Finally, diseases are often regarded as signs of the displeasure of the gods in the case of some neglect of religious duty. The gods, being sharp disciplinarians, are believed on such occasions to deal out all sorts of sufferings. Beliefs like this are reported of a great number of peoples. 8
1 Soutbey, llistory of Brazil, ii. 371.
6 Riedel, De sluik- en kroesharige rassen tusschen Selebes en Papua, p. 413 (People of Kaisar or Mikasar). Hickson, A Naturalist in North Celebes, p. 255. Haddon, Ilead- Hunters, pp. 55 sq. (Murray Islanders). Moura, Le Royaume du Cambodge, i. 180. II puikiOHChisi, 'Tpu roja Bú Skyrckoů Objactu,' in X u bas Crapuna, i, 2. p. 31 (Yakuts). Dalton, Ethnology of Bengal, p. 25 (Abors), a. 0.
o Becker, La vie en Afrique, ii. 298.
Shooter, Kafirs of Natal, p. 162.
8 Cf. Mariner, Natives of the Tonga Islanıls, ii. 100. Meinicke, Inseln des Stillen Oceans, ii. 251 (Marquesaus). Ellis, op. cit. i. 319 (Tahitians). Hunter, The Annals of Bural Bengal, i. 183 (Santals). Macpherson, 'Religious Opinions of the Khonds,' in Jour Roy. As. Soc. vii. 194. Crooke, Tribes and Castes of the North-Western Prorinces and Oudh, ii. 93, 220 (Dravida
The signs given by the gods to mankind are, however, as a rule, very difficult for ordinary people to understand. They have therefore to put the wisdom of their priests into requisition when desirous of interpreting the divine directions. Speaking of the Gallas, Professor Paulitschke expounds how to the savage mind the mysteries of animate and inanimate nature of the sky and of human life require an interpreter who is able, through his wonderful power and genius, to pronounce the will and intentions of the supreme being. This interpreter,' he says, is the sorcerer or magician. 1 According to Professor Robertson Smith and Professor A. Bertholet, the Arabs believed that the skilled could read the omens in which the voice of the god might be uttered, and they listened to that voice in the inspired rhymes of the soothsayers. 2 With reference to the belief of the Bafiote in Congo, Chavanne says that it is not everyone who is able to interpret the language and utterances of the fetish; this is the function of the priest. 3 Among the Zulus, as shown by Kielland, the priests play a very important part as interpreters of communications from the spirits. The gods appear to men in the shape of a snake, and only the priests understand the tongue of that creature. 4 In accordance

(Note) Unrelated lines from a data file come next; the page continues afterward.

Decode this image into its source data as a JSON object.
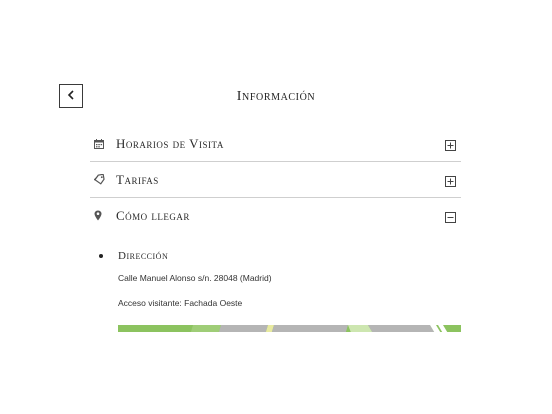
{
  "header": {
    "title": "Información",
    "back_icon": "chevron-left-icon"
  },
  "accordion": {
    "items": [
      {
        "label": "Horarios de Visita",
        "icon": "calendar-icon",
        "expanded": false,
        "toggle_icon": "plus-square-icon"
      },
      {
        "label": "Tarifas",
        "icon": "tag-icon",
        "expanded": false,
        "toggle_icon": "plus-square-icon"
      },
      {
        "label": "Cómo llegar",
        "icon": "map-pin-icon",
        "expanded": true,
        "toggle_icon": "minus-square-icon"
      }
    ]
  },
  "directions": {
    "heading": "Dirección",
    "address": "Calle Manuel Alonso s/n. 28048 (Madrid)",
    "access": "Acceso visitante: Fachada Oeste"
  },
  "colors": {
    "text": "#2a2a2a",
    "divider": "#cfcfcf",
    "map_green": "#8cc35f",
    "map_road": "#b5b5b5"
  }
}
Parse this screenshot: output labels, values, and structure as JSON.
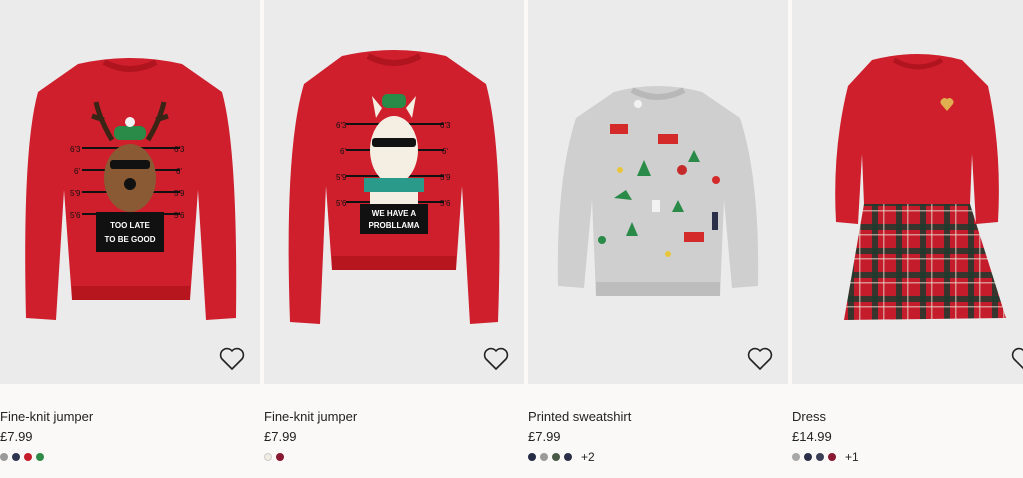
{
  "products": [
    {
      "name": "Fine-knit jumper",
      "price": "£7.99",
      "swatches": [
        "#9a9a9a",
        "#2e3550",
        "#c41c2a",
        "#2f8a45"
      ],
      "more": "",
      "image": "red-reindeer-jumper",
      "print_text": "TOO LATE TO BE GOOD",
      "heights": [
        "6'3",
        "6'",
        "5'9",
        "5'6",
        "6'3",
        "6'",
        "5'9",
        "5'6"
      ]
    },
    {
      "name": "Fine-knit jumper",
      "price": "£7.99",
      "swatches": [
        "#f2ede4",
        "#8a1830"
      ],
      "more": "",
      "image": "red-llama-jumper",
      "print_text": "WE HAVE A PROBLLAMA",
      "heights": [
        "6'3",
        "6'",
        "5'9",
        "5'6",
        "6'3",
        "6'",
        "5'9",
        "5'6"
      ]
    },
    {
      "name": "Printed sweatshirt",
      "price": "£7.99",
      "swatches": [
        "#252a45",
        "#9a9a9a",
        "#4a5a48",
        "#2b3048"
      ],
      "more": "+2",
      "image": "grey-christmas-print-sweatshirt"
    },
    {
      "name": "Dress",
      "price": "£14.99",
      "swatches": [
        "#a8a8a8",
        "#2b3048",
        "#3a3f55",
        "#8a1830"
      ],
      "more": "+1",
      "image": "red-tartan-dress"
    }
  ]
}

tribes in Mirzapur). Paasonen, 'Matkakertomus Mordvalaisten maalta,' in Jourial de la Société Finno-Ougrienno, viii. 141 and Waronen, Vainajninpalvelus muinaisillu Suomalaisilla, 16 sq. (Certain Finns). King, babylonian Religion and Mythology, p. 201 sq.
1 Paulitschke, Ethnographie Nordost-Afrikas, ii. 56 sq.
2 Robertson Smith and A. Bertholet, Art. 'Priests,' in Cheyne and Sutherland Black, Encyclopaedia Biblica, iii. 3839 sq.
3 Chavanne, Reisen und Forschungen im alten und neuen Kongostaate, p. 409.
+ Kielland, Zululandet, pp. 53 sq.